PROBLEM TO WORK ON:
Pictures excluded, return every entry exactly, please.

Stored dataset items:
╭──
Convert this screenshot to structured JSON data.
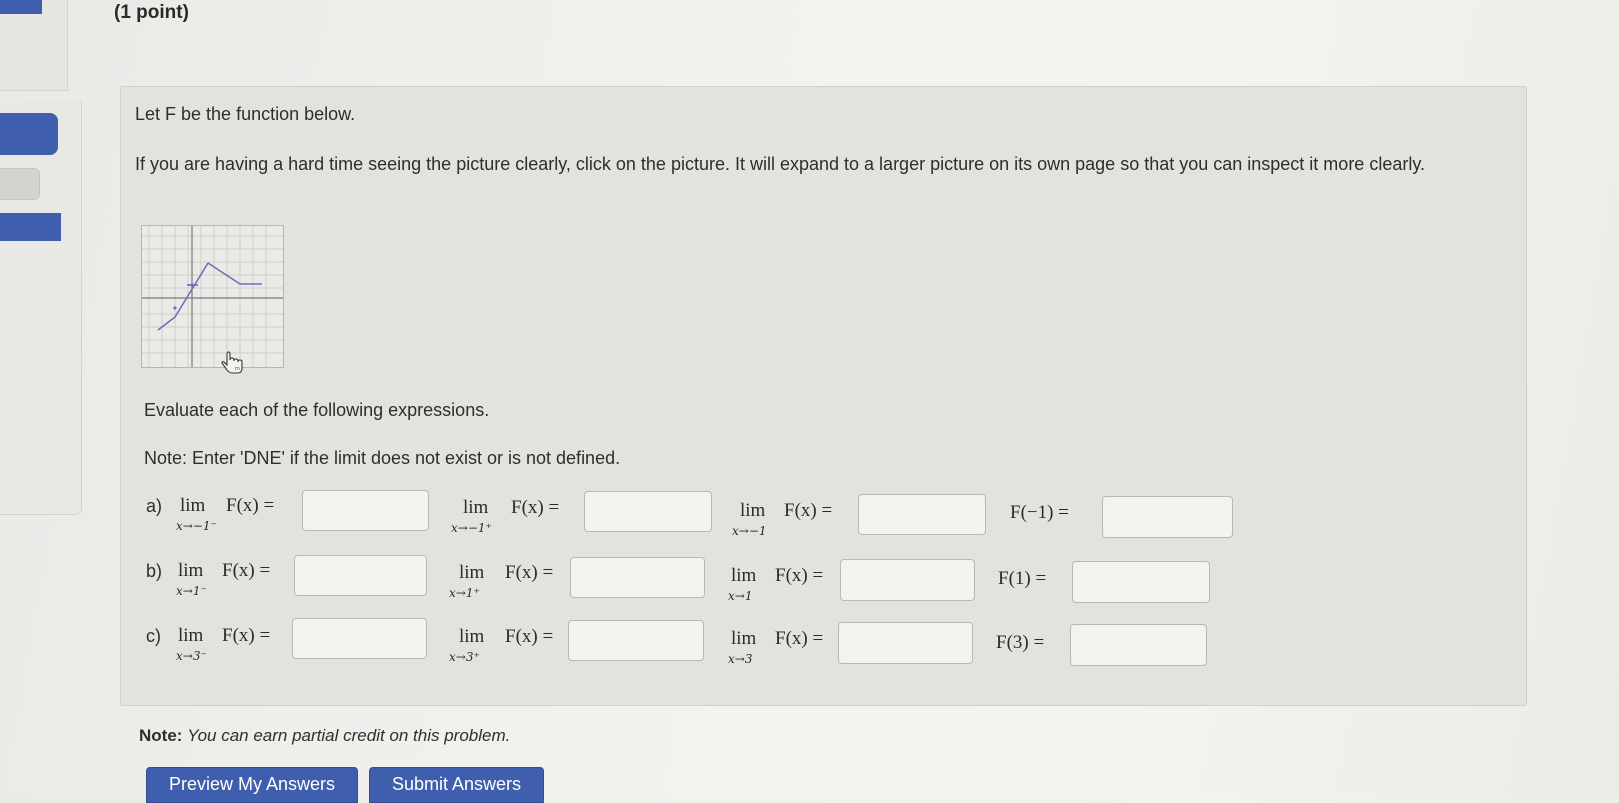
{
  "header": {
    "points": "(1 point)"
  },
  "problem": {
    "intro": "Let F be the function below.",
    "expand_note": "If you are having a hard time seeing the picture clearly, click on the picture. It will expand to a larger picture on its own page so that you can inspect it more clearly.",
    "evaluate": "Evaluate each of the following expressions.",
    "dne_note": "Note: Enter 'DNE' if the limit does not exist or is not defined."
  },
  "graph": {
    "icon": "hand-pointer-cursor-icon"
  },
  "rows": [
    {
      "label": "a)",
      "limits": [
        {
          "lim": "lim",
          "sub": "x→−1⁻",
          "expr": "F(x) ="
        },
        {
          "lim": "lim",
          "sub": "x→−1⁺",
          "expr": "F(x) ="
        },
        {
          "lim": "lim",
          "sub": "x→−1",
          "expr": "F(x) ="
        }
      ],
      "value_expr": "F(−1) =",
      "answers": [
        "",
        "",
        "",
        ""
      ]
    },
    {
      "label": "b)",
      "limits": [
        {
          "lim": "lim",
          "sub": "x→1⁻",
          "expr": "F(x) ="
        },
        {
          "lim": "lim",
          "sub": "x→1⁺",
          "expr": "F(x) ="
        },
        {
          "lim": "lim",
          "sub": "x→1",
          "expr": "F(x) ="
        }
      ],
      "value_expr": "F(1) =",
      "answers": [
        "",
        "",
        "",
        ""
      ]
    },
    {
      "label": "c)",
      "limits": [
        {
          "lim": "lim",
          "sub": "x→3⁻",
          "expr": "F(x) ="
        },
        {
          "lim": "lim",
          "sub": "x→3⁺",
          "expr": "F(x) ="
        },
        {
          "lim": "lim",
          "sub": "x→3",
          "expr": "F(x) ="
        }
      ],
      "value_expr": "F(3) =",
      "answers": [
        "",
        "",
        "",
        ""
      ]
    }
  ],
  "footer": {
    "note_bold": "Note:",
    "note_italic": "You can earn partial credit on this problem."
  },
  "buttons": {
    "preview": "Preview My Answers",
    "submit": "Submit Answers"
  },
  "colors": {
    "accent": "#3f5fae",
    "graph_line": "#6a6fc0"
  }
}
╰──
EXERCISE ANSWER:
Convert this screenshot to structured JSON data.
{
  "header": {
    "points": "(1 point)"
  },
  "problem": {
    "intro": "Let F be the function below.",
    "expand_note": "If you are having a hard time seeing the picture clearly, click on the picture. It will expand to a larger picture on its own page so that you can inspect it more clearly.",
    "evaluate": "Evaluate each of the following expressions.",
    "dne_note": "Note: Enter 'DNE' if the limit does not exist or is not defined."
  },
  "graph": {
    "icon": "hand-pointer-cursor-icon"
  },
  "rows": [
    {
      "label": "a)",
      "limits": [
        {
          "lim": "lim",
          "sub": "x→−1⁻",
          "expr": "F(x) ="
        },
        {
          "lim": "lim",
          "sub": "x→−1⁺",
          "expr": "F(x) ="
        },
        {
          "lim": "lim",
          "sub": "x→−1",
          "expr": "F(x) ="
        }
      ],
      "value_expr": "F(−1) =",
      "answers": [
        "",
        "",
        "",
        ""
      ]
    },
    {
      "label": "b)",
      "limits": [
        {
          "lim": "lim",
          "sub": "x→1⁻",
          "expr": "F(x) ="
        },
        {
          "lim": "lim",
          "sub": "x→1⁺",
          "expr": "F(x) ="
        },
        {
          "lim": "lim",
          "sub": "x→1",
          "expr": "F(x) ="
        }
      ],
      "value_expr": "F(1) =",
      "answers": [
        "",
        "",
        "",
        ""
      ]
    },
    {
      "label": "c)",
      "limits": [
        {
          "lim": "lim",
          "sub": "x→3⁻",
          "expr": "F(x) ="
        },
        {
          "lim": "lim",
          "sub": "x→3⁺",
          "expr": "F(x) ="
        },
        {
          "lim": "lim",
          "sub": "x→3",
          "expr": "F(x) ="
        }
      ],
      "value_expr": "F(3) =",
      "answers": [
        "",
        "",
        "",
        ""
      ]
    }
  ],
  "footer": {
    "note_bold": "Note:",
    "note_italic": "You can earn partial credit on this problem."
  },
  "buttons": {
    "preview": "Preview My Answers",
    "submit": "Submit Answers"
  },
  "colors": {
    "accent": "#3f5fae",
    "graph_line": "#6a6fc0"
  }
}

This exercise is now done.